§ **TASK PROMPT**
State how many lines in the listing contain the string "logo", and add nothing to that number.

§ **SUPPLIED DATA**

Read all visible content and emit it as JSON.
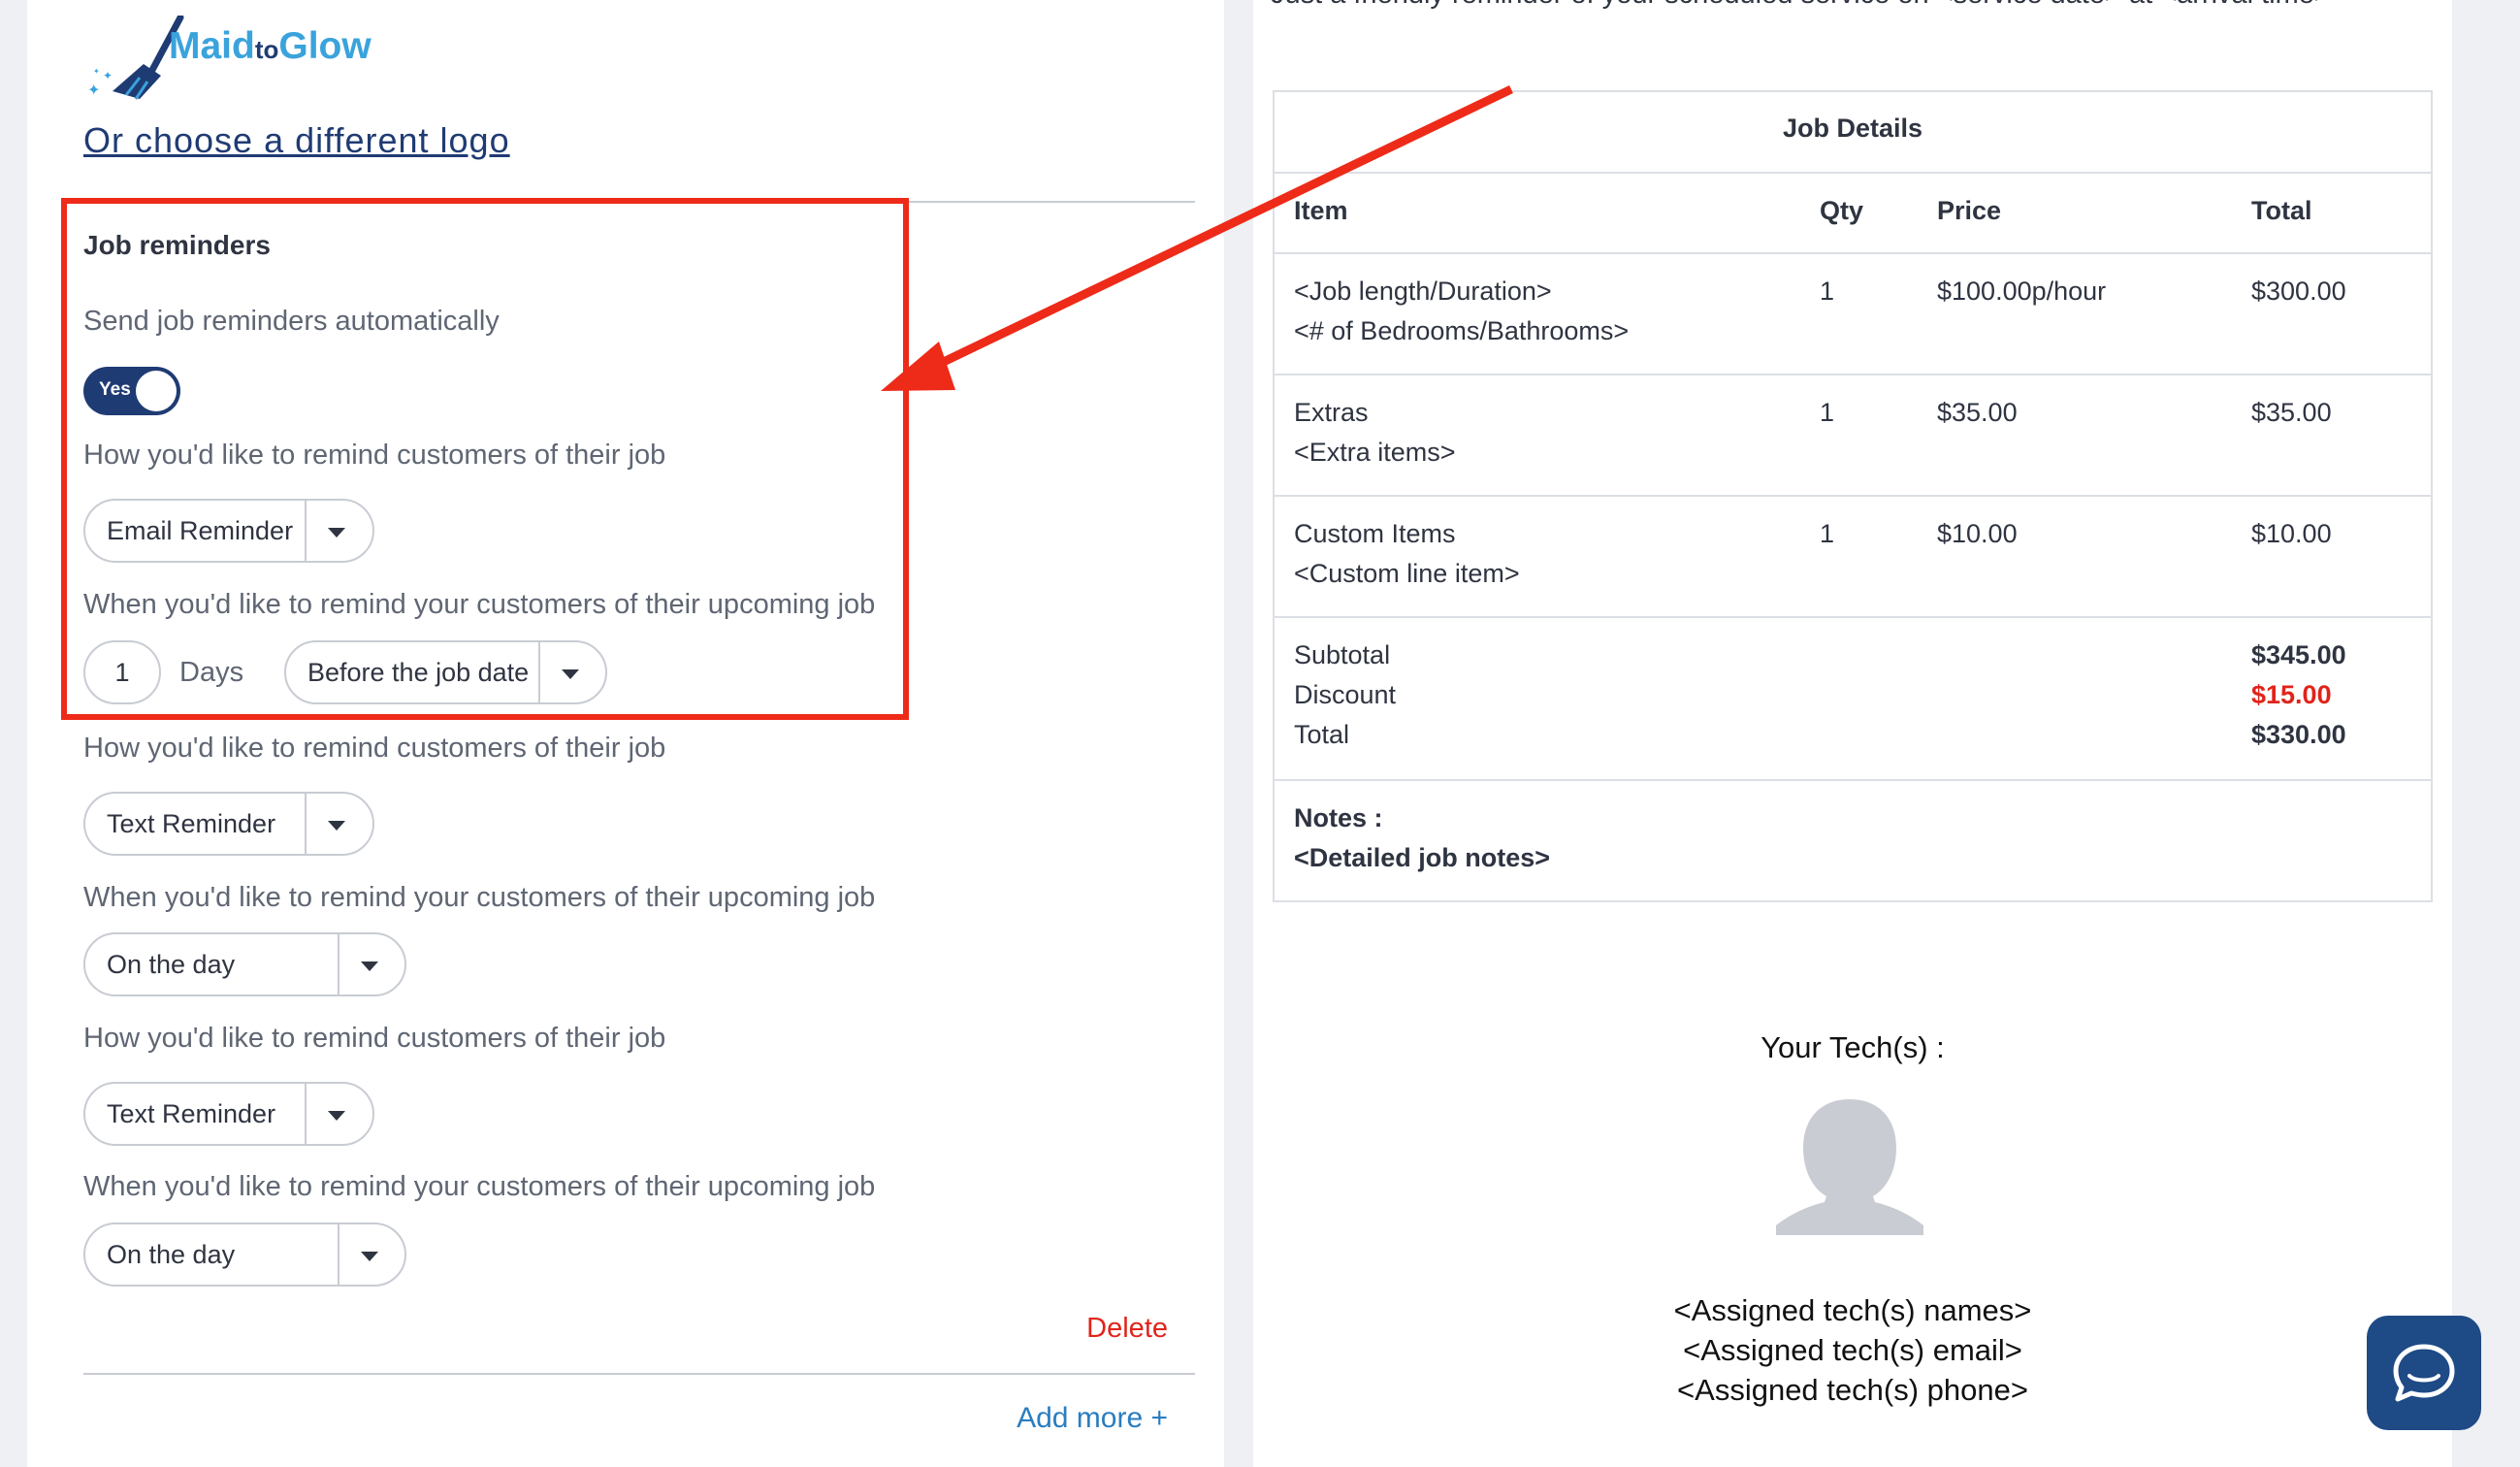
{
  "logo": {
    "text_main": "Maid",
    "text_to": "to",
    "text_end": "Glow"
  },
  "choose_logo_link": "Or choose a different logo",
  "job_reminders": {
    "title": "Job reminders",
    "auto_label": "Send job reminders automatically",
    "toggle_label": "Yes",
    "reminders": [
      {
        "method_label": "How you'd like to remind customers of their job",
        "method": "Email Reminder",
        "timing_label": "When you'd like to remind your customers of their upcoming job",
        "days": "1",
        "days_unit": "Days",
        "timing": "Before the job date"
      },
      {
        "method_label": "How you'd like to remind customers of their job",
        "method": "Text Reminder",
        "timing_label": "When you'd like to remind your customers of their upcoming job",
        "timing": "On the day"
      },
      {
        "method_label": "How you'd like to remind customers of their job",
        "method": "Text Reminder",
        "timing_label": "When you'd like to remind your customers of their upcoming job",
        "timing": "On the day"
      }
    ],
    "delete_label": "Delete",
    "add_more_label": "Add more +"
  },
  "preview": {
    "reminder_text": "Just a friendly reminder of your scheduled service on <service date> at <arrival time>",
    "table_title": "Job Details",
    "headers": [
      "Item",
      "Qty",
      "Price",
      "Total"
    ],
    "rows": [
      {
        "item1": "<Job length/Duration>",
        "item2": "<# of Bedrooms/Bathrooms>",
        "qty": "1",
        "price": "$100.00p/hour",
        "total": "$300.00"
      },
      {
        "item1": "Extras",
        "item2": "<Extra items>",
        "qty": "1",
        "price": "$35.00",
        "total": "$35.00"
      },
      {
        "item1": "Custom Items",
        "item2": "<Custom line item>",
        "qty": "1",
        "price": "$10.00",
        "total": "$10.00"
      }
    ],
    "summary": {
      "subtotal_label": "Subtotal",
      "subtotal": "$345.00",
      "discount_label": "Discount",
      "discount": "$15.00",
      "total_label": "Total",
      "total": "$330.00"
    },
    "notes_label": "Notes :",
    "notes_value": "<Detailed job notes>",
    "tech_title": "Your Tech(s) :",
    "tech_names": "<Assigned tech(s) names>",
    "tech_email": "<Assigned tech(s) email>",
    "tech_phone": "<Assigned tech(s) phone>"
  },
  "colors": {
    "brand_navy": "#1f3b73",
    "brand_blue": "#3aa3dc",
    "accent_red": "#ee2a18",
    "delete_red": "#e0241b",
    "link_blue": "#2a7dbf"
  },
  "icons": {
    "logo": "broom-icon",
    "dropdown": "caret-down-icon",
    "avatar": "user-silhouette-icon",
    "chat": "chat-bubble-icon"
  }
}
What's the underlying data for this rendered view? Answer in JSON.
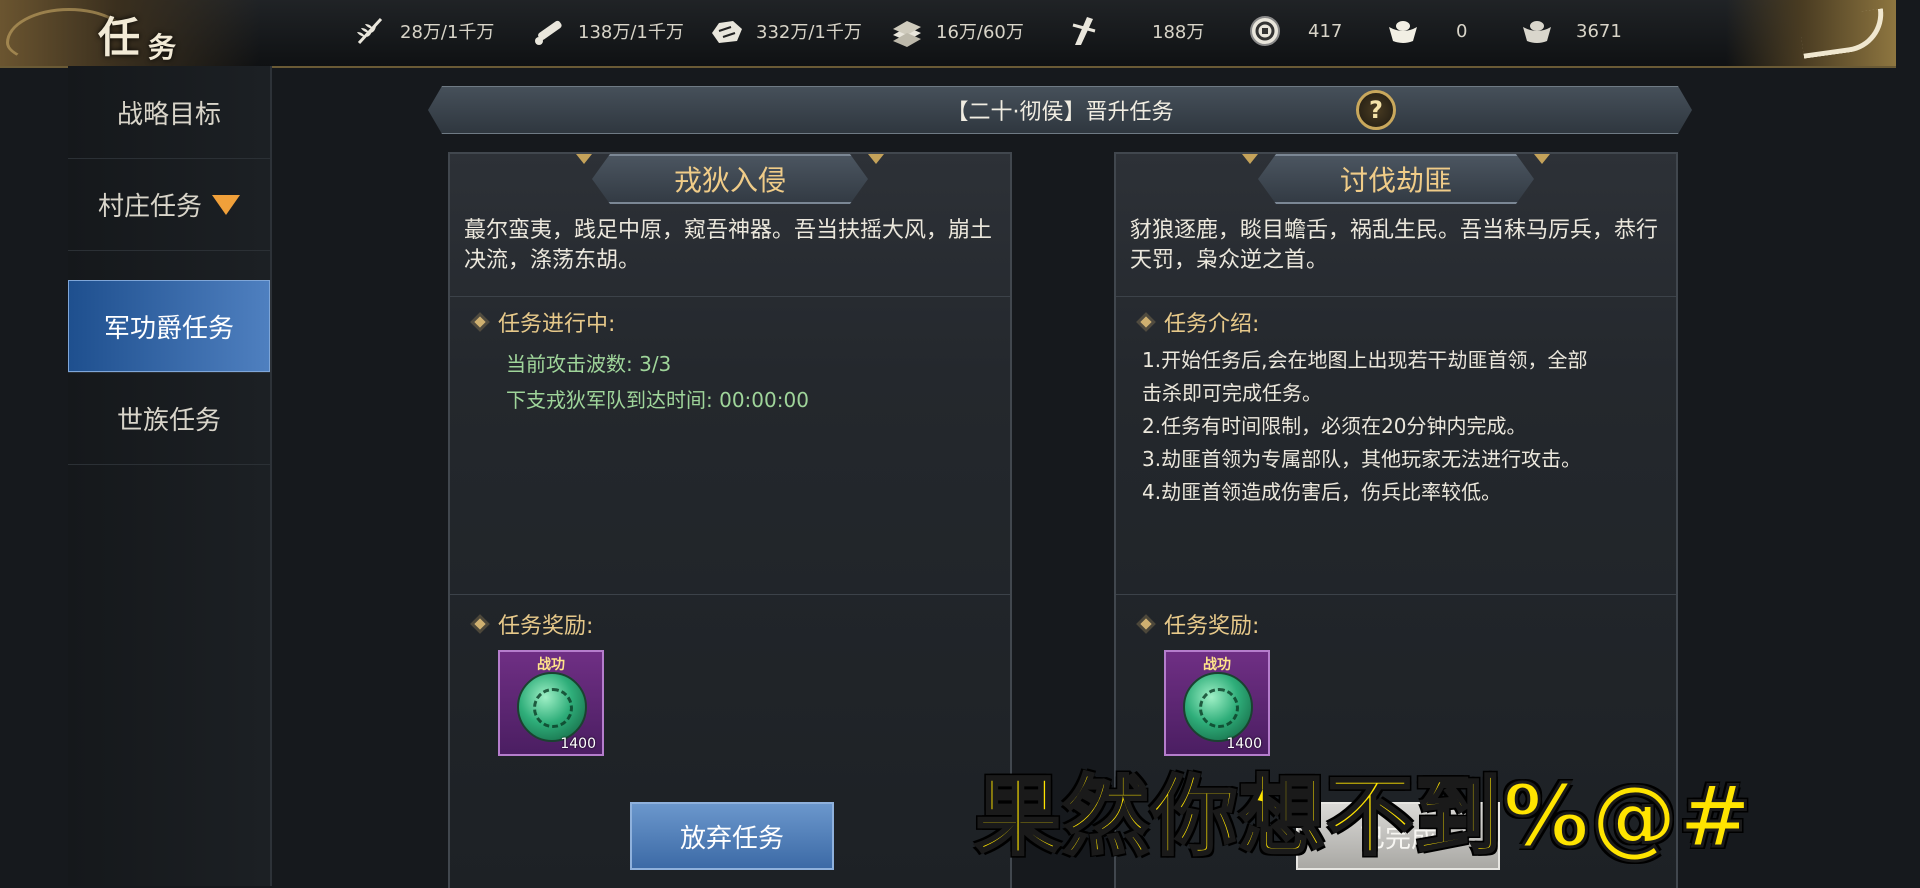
{
  "window_title_chars": [
    "任",
    "务"
  ],
  "resources": [
    {
      "icon": "grain-icon",
      "value": "28万/1千万"
    },
    {
      "icon": "wood-icon",
      "value": "138万/1千万"
    },
    {
      "icon": "stone-icon",
      "value": "332万/1千万"
    },
    {
      "icon": "iron-icon",
      "value": "16万/60万"
    },
    {
      "icon": "decree-icon",
      "value": "188万"
    },
    {
      "icon": "copper-coin-icon",
      "value": "417"
    },
    {
      "icon": "gold-ingot-icon",
      "value": "0"
    },
    {
      "icon": "silver-ingot-icon",
      "value": "3671"
    }
  ],
  "sidebar": {
    "items": [
      {
        "label": "战略目标"
      },
      {
        "label": "村庄任务"
      },
      {
        "label": "军功爵任务"
      },
      {
        "label": "世族任务"
      }
    ],
    "active_index": 2
  },
  "header": {
    "title": "【二十·彻侯】晋升任务",
    "help": "?"
  },
  "left_panel": {
    "title": "戎狄入侵",
    "description": "蕞尔蛮夷，践足中原，窥吾神器。吾当扶摇大风，崩土决流，涤荡东胡。",
    "status_title": "任务进行中:",
    "status_lines": [
      "当前攻击波数:  3/3",
      "下支戎狄军队到达时间: 00:00:00"
    ],
    "reward_title": "任务奖励:",
    "reward": {
      "label": "战功",
      "amount": "1400"
    },
    "button": "放弃任务"
  },
  "right_panel": {
    "title": "讨伐劫匪",
    "description": "豺狼逐鹿，睒目蟾舌，祸乱生民。吾当秣马厉兵，恭行天罚，枭众逆之首。",
    "intro_title": "任务介绍:",
    "intro_lines": [
      "1.开始任务后,会在地图上出现若干劫匪首领，全部",
      "击杀即可完成任务。",
      "2.任务有时间限制，必须在20分钟内完成。",
      "3.劫匪首领为专属部队，其他玩家无法进行攻击。",
      "4.劫匪首领造成伤害后，伤兵比率较低。"
    ],
    "reward_title": "任务奖励:",
    "reward": {
      "label": "战功",
      "amount": "1400"
    },
    "button": "已完成"
  },
  "overlay_caption": "果然你想不到%@#",
  "colors": {
    "accent_blue": "#3c6aa6",
    "gold": "#c9a85c",
    "green_text": "#9fd59a",
    "caption_yellow": "#ffe400"
  }
}
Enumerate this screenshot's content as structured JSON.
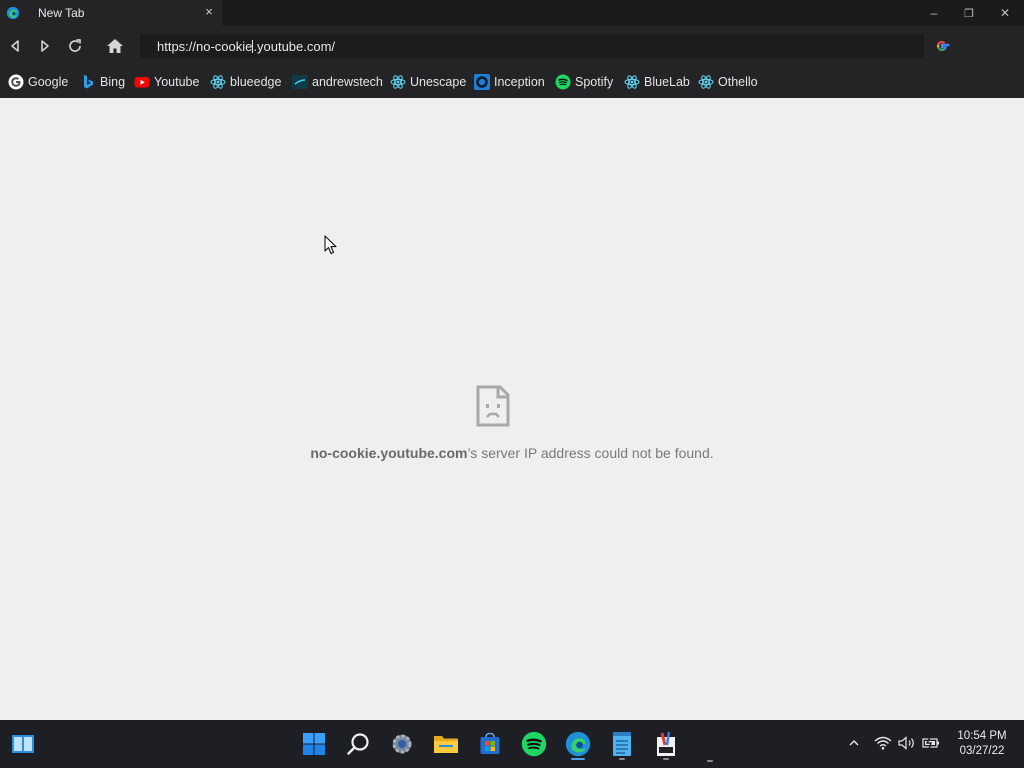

§ **EXERCISE SOLUTION**
3